RECORDS SUPPLIED ▸
Start of Block
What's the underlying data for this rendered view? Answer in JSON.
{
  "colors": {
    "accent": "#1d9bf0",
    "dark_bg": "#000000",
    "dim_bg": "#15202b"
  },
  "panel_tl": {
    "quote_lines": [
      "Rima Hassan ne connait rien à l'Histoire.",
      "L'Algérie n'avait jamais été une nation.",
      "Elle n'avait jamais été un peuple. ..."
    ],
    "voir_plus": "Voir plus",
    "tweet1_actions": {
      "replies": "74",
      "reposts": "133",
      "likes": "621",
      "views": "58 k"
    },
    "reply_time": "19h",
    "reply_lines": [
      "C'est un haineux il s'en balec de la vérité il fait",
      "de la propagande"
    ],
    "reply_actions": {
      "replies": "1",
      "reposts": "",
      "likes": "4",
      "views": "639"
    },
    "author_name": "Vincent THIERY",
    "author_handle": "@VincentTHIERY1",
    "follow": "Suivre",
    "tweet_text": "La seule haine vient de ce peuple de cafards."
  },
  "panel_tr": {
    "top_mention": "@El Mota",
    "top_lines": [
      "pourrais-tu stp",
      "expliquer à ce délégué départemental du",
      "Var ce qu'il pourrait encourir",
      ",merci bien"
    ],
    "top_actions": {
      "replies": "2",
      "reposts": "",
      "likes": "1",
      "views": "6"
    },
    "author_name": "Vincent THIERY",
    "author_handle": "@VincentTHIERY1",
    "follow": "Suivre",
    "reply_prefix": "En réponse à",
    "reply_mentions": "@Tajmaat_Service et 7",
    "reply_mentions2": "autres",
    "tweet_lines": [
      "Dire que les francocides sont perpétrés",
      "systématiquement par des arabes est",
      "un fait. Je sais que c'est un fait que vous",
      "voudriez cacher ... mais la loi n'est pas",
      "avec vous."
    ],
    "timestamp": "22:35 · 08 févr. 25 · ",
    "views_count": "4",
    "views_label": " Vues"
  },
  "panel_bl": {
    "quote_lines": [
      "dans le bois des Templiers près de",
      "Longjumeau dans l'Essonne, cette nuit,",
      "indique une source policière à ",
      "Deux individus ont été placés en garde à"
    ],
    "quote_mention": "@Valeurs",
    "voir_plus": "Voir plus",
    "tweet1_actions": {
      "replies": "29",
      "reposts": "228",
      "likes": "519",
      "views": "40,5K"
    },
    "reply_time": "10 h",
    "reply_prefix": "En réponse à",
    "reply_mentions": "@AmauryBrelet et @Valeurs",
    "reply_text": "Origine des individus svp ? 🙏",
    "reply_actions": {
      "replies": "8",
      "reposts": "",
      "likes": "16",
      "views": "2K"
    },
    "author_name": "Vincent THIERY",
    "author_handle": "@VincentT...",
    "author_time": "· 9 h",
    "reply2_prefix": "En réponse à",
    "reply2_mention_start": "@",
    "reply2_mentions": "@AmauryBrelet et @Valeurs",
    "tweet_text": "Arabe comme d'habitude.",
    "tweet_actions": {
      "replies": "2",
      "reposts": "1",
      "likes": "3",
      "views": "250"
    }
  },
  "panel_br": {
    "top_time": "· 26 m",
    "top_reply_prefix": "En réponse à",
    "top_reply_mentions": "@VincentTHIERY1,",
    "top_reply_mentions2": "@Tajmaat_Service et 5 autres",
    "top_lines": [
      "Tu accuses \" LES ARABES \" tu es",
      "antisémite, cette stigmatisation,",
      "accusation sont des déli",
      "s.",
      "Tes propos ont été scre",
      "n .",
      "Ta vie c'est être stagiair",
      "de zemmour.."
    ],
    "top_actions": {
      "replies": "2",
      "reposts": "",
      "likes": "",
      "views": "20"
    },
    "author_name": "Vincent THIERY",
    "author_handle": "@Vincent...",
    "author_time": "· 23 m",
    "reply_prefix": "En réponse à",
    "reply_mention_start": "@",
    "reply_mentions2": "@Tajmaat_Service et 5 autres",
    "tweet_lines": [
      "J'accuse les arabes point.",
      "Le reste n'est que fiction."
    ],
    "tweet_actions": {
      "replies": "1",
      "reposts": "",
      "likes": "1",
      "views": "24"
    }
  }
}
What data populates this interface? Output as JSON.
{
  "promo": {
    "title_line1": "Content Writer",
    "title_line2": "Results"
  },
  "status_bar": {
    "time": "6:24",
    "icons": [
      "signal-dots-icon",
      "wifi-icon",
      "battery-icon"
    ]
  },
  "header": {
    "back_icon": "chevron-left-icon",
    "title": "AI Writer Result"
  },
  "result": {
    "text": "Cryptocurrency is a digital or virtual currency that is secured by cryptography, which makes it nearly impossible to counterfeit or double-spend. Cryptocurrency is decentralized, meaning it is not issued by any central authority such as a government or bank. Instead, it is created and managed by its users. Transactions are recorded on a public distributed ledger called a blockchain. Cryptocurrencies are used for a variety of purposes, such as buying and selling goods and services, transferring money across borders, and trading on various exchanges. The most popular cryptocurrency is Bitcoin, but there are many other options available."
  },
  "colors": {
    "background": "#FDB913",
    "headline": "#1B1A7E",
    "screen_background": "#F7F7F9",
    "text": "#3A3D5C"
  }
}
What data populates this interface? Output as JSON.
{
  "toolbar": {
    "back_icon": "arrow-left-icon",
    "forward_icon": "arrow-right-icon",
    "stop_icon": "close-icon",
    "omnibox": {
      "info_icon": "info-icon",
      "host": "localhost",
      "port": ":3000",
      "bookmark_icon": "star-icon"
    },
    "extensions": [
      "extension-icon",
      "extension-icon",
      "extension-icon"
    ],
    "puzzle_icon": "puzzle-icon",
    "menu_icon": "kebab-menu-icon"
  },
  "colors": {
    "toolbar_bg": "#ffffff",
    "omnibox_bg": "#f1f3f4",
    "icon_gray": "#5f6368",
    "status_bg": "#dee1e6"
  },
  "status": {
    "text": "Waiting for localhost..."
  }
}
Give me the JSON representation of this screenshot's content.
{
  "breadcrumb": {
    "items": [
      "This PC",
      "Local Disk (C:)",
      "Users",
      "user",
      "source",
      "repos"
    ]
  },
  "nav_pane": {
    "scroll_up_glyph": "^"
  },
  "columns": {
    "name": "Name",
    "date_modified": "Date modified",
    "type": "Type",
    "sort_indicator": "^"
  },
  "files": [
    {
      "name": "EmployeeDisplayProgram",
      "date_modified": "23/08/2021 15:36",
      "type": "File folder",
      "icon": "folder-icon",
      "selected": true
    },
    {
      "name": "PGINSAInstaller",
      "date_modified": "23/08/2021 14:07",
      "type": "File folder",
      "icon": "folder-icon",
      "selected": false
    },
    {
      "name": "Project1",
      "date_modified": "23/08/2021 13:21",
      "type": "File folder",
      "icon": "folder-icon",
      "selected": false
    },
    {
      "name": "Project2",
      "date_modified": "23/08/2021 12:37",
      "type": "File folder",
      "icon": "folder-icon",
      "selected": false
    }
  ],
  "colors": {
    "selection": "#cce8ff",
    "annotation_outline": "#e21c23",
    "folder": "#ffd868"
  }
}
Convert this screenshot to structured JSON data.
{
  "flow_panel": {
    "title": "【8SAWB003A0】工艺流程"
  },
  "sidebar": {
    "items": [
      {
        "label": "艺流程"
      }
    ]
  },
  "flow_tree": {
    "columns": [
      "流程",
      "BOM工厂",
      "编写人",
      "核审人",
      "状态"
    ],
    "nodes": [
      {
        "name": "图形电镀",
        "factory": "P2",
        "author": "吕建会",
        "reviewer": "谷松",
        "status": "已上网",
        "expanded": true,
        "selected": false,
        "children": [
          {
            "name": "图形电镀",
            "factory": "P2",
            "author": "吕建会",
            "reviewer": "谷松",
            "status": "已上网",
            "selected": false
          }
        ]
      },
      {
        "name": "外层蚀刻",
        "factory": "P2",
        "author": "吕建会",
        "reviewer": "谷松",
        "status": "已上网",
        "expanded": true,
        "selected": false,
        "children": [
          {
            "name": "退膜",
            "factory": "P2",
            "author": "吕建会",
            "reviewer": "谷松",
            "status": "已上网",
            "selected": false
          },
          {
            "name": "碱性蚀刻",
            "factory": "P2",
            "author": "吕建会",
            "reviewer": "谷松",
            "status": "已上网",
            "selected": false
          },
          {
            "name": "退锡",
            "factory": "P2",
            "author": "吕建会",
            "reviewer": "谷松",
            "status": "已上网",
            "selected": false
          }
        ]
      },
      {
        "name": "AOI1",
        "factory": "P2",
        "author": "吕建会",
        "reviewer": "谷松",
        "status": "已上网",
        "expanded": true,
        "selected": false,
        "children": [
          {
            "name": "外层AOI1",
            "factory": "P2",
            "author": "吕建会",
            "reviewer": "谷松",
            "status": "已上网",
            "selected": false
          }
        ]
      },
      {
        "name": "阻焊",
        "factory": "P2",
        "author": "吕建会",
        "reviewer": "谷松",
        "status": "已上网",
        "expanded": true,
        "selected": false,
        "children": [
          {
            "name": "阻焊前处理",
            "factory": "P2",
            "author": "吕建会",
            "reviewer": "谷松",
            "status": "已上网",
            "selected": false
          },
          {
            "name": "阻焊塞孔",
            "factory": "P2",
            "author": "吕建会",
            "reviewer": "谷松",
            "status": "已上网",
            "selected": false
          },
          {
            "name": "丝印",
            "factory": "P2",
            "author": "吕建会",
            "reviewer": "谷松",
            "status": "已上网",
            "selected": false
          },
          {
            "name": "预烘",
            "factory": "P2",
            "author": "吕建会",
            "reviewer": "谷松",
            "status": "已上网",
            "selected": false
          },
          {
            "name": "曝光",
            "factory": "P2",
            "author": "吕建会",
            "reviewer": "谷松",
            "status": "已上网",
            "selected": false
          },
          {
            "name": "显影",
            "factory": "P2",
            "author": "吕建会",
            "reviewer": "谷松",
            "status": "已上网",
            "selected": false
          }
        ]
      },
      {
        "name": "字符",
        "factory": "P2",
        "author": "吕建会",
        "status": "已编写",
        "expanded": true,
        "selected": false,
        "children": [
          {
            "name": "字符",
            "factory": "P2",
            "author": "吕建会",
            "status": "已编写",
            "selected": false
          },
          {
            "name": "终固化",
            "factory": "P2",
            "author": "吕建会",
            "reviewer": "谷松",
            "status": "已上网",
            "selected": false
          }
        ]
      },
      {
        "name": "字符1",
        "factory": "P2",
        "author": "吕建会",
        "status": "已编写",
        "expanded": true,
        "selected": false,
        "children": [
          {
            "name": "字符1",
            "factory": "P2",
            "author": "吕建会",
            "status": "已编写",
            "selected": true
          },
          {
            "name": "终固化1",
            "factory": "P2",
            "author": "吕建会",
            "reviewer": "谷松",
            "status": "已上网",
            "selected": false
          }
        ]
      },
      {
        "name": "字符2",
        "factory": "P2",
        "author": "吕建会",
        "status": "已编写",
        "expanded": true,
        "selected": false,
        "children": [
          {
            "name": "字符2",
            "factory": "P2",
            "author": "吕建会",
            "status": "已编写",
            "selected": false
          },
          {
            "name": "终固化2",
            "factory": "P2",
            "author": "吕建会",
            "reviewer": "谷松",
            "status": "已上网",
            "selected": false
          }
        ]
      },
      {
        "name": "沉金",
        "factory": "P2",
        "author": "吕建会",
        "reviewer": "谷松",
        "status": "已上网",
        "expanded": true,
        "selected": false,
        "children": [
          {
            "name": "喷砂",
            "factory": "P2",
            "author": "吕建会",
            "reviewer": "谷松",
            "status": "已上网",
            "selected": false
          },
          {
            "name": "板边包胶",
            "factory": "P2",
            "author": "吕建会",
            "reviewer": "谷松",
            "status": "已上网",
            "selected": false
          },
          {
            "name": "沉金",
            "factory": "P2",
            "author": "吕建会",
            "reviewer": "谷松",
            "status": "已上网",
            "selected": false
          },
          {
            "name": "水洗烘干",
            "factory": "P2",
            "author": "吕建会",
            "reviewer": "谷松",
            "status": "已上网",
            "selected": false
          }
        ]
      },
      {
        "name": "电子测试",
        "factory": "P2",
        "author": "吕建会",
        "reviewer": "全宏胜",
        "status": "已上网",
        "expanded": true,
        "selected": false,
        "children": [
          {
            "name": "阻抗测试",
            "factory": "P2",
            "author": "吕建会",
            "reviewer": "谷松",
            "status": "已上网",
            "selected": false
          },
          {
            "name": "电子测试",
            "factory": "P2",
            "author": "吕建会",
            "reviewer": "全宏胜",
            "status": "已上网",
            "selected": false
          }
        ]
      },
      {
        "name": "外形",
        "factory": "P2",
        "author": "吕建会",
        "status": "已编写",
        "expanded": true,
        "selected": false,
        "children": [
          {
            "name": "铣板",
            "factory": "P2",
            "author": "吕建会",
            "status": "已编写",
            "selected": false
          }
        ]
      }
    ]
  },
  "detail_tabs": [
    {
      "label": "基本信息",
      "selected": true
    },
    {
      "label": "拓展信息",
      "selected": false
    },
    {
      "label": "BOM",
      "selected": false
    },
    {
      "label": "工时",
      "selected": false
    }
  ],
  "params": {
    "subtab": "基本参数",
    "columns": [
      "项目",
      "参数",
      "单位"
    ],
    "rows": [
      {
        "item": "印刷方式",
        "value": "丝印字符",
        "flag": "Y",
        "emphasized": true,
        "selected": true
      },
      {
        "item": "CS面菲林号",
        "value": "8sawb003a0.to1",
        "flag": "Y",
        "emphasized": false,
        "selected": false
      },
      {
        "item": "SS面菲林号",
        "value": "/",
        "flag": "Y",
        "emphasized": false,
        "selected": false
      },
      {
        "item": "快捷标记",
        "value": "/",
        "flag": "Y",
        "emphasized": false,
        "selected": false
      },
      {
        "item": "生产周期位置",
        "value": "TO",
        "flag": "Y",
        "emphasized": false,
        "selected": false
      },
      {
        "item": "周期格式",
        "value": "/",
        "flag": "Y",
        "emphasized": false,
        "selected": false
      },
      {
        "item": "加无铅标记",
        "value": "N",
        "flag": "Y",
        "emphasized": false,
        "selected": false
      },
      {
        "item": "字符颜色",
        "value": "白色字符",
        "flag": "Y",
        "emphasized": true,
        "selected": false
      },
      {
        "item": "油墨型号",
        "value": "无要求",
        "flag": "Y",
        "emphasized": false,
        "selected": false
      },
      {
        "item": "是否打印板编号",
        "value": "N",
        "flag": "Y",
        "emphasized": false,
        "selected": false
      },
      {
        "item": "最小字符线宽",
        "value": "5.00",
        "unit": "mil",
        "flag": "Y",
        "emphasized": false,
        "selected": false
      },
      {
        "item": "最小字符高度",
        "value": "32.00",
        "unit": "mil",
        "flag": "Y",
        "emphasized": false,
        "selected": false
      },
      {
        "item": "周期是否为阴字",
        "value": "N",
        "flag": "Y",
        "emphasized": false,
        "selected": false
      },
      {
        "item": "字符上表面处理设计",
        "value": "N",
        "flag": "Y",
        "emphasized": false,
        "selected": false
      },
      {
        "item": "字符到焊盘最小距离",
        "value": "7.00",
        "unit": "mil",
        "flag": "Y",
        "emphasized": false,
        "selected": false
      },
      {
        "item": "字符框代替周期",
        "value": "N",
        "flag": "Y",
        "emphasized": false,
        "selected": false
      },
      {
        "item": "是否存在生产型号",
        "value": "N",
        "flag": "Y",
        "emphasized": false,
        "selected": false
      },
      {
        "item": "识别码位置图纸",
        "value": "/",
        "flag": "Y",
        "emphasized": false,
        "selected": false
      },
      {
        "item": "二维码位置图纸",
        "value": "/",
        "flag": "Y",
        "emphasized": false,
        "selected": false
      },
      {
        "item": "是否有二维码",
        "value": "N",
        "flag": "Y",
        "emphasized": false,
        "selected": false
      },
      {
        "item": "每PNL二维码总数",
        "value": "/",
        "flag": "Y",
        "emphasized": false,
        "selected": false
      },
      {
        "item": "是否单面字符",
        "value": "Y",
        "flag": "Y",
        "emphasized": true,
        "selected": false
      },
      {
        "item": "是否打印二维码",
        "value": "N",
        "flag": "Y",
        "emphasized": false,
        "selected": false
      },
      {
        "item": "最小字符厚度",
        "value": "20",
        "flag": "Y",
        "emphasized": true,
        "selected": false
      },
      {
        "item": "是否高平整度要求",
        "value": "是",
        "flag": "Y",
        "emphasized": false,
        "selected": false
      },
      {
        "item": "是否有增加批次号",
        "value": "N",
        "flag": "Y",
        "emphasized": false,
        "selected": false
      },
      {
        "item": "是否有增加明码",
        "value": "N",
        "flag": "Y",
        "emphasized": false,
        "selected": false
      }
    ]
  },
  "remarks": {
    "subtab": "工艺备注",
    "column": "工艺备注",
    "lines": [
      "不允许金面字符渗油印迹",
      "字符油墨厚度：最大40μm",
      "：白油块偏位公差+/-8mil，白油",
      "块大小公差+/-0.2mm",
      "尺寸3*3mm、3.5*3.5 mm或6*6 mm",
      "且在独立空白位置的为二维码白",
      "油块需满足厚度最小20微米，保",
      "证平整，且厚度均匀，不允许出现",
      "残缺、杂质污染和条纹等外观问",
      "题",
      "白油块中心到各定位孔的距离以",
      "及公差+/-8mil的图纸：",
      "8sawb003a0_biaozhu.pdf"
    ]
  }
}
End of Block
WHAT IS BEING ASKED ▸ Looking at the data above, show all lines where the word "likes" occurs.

OUTPUT BELOW ▸
      "likes": "621",
      "likes": "4",
      "likes": "1",
      "likes": "519",
      "likes": "16",
      "likes": "3",
      "likes": "",
      "likes": "1",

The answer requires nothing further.